When you encounter a fraction that contains a radical in the denominator, you can eliminate the radical by using a process called rationalizing the denominator. To rationalize a denominator, you need to find a quantity that, when multiplied by the denominator, will create a rational number (no radical terms) in the denominator. When the denominator contains a single term, as in [latex] \frac{1}{\sqrt{5}}[/latex], multiplying the fraction by [latex] \frac{\sqrt{5}}{\sqrt{5}}[/latex] will remove the radical from the denominator.
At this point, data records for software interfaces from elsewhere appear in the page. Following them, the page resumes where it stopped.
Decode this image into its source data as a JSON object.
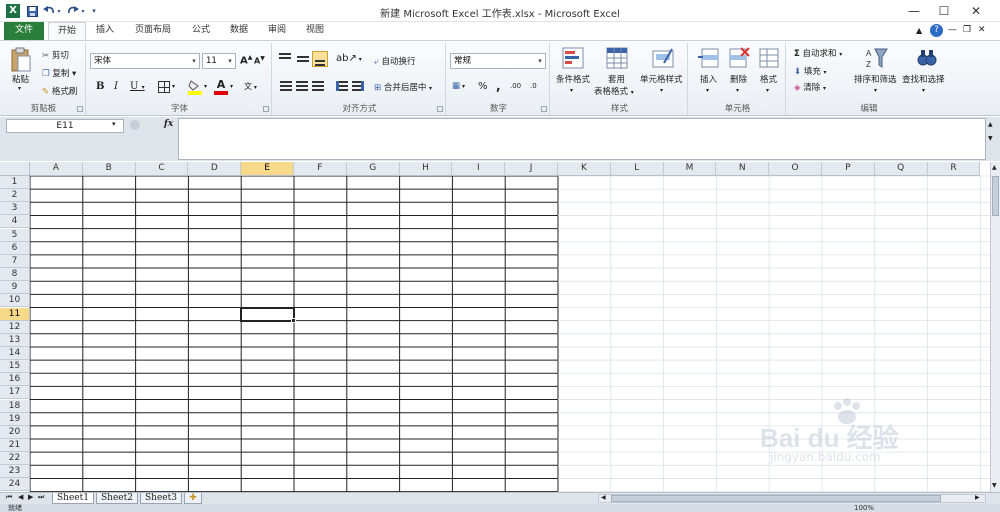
{
  "app": {
    "title": "新建 Microsoft Excel 工作表.xlsx  -  Microsoft Excel",
    "logo": "X"
  },
  "qat": {
    "save_icon": "save-icon",
    "undo_icon": "undo-icon",
    "redo_icon": "redo-icon",
    "customize_icon": "qat-customize-icon"
  },
  "window": {
    "minimize": "—",
    "maximize": "☐",
    "close": "✕"
  },
  "tabs": [
    "文件",
    "开始",
    "插入",
    "页面布局",
    "公式",
    "数据",
    "审阅",
    "视图"
  ],
  "ribbon": {
    "clipboard": {
      "label": "剪贴板",
      "paste": "粘贴",
      "cut": "剪切",
      "copy": "复制",
      "format_painter": "格式刷"
    },
    "font": {
      "label": "字体",
      "font_name": "宋体",
      "font_size": "11",
      "bold": "B",
      "italic": "I",
      "underline": "U",
      "increase": "A",
      "decrease": "A",
      "phonetic": "wén"
    },
    "alignment": {
      "label": "对齐方式",
      "wrap": "自动换行",
      "merge": "合并后居中"
    },
    "number": {
      "label": "数字",
      "format": "常规",
      "percent": "%",
      "comma": ",",
      "inc_decimal": ".00",
      "dec_decimal": ".0"
    },
    "styles": {
      "label": "样式",
      "conditional": "条件格式",
      "table": "套用\n表格格式",
      "table1": "套用",
      "table2": "表格格式",
      "cell_styles": "单元格样式"
    },
    "cells": {
      "label": "单元格",
      "insert": "插入",
      "delete": "删除",
      "format": "格式"
    },
    "editing": {
      "label": "编辑",
      "autosum": "自动求和",
      "fill": "填充",
      "clear": "清除",
      "sort": "排序和筛选",
      "find": "查找和选择"
    }
  },
  "formula_bar": {
    "name_box": "E11",
    "fx": "fx",
    "formula": ""
  },
  "columns": [
    "A",
    "B",
    "C",
    "D",
    "E",
    "F",
    "G",
    "H",
    "I",
    "J",
    "K",
    "L",
    "M",
    "N",
    "O",
    "P",
    "Q",
    "R"
  ],
  "rows": [
    "1",
    "2",
    "3",
    "4",
    "5",
    "6",
    "7",
    "8",
    "9",
    "10",
    "11",
    "12",
    "13",
    "14",
    "15",
    "16",
    "17",
    "18",
    "19",
    "20",
    "21",
    "22",
    "23",
    "24"
  ],
  "selected": {
    "cell": "E11",
    "column": "E",
    "row": "11"
  },
  "sheets": [
    "Sheet1",
    "Sheet2",
    "Sheet3"
  ],
  "status": {
    "ready": "就绪",
    "zoom": "100%"
  },
  "watermark": {
    "brand": "Bai du 经验",
    "url": "jingyan.baidu.com"
  },
  "colors": {
    "accent": "#2a7e3b",
    "selection": "#f7d98a",
    "header": "#e4e9ef"
  }
}
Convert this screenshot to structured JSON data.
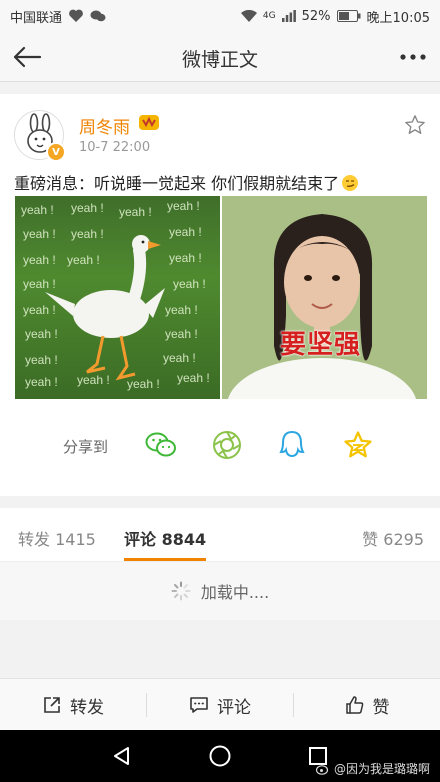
{
  "status_bar": {
    "carrier": "中国联通",
    "battery": "52%",
    "time": "晚上10:05",
    "network": "4G"
  },
  "nav": {
    "title": "微博正文"
  },
  "post": {
    "username": "周冬雨",
    "time": "10-7 22:00",
    "verified_badge": "V",
    "text": "重磅消息：听说睡一觉起来 你们假期就结束了",
    "images": [
      {
        "name": "goose-yeah-meme",
        "overlay_text": "yeah !"
      },
      {
        "name": "girl-braids-meme",
        "caption": "要坚强"
      }
    ]
  },
  "share": {
    "label": "分享到",
    "icons": [
      "wechat-icon",
      "moments-icon",
      "qq-icon",
      "qzone-icon"
    ]
  },
  "tabs": [
    {
      "label": "转发",
      "count": "1415"
    },
    {
      "label": "评论",
      "count": "8844"
    },
    {
      "label": "赞",
      "count": "6295"
    }
  ],
  "loading_text": "加载中....",
  "actions": {
    "repost": "转发",
    "comment": "评论",
    "like": "赞"
  },
  "watermark": "@因为我是璐璐啊",
  "colors": {
    "accent": "#f08300",
    "share_wechat": "#3fb837",
    "share_moments": "#8bc34a",
    "share_qq": "#2ba6e1",
    "share_qzone": "#f5c400"
  }
}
The Product Raised to a Power Rule and the Quotient Raised to a Power Rule can be used to simplify radical expressions as long as the roots of the radicals are the same. The Product Rule states that the product of two or more numbers raised to a power is equal to the product of each number raised to the same power. The same is true of roots: [latex] \sqrt[x]{ab}=\sqrt[x]{a}\cdot \sqrt[x]{b}[/latex]. When dividing radical expressions, the rules governing quotients are similar: [latex] \sqrt[x]{\frac{a}{b}}=\frac{\sqrt[x]{a}}{\sqrt[x]{b}}[/latex].

Combining radicals is possible when the index and the radicand of two or more radicals are the same. Radicals with the same index and radicand are known as like radicals. It is often helpful to treat radicals just as you would treat variables: like radicals can be added and subtracted in the same way that like variables can be added and subtracted. Sometimes, you will need to simplify a radical expression before it is possible to add or subtract like terms.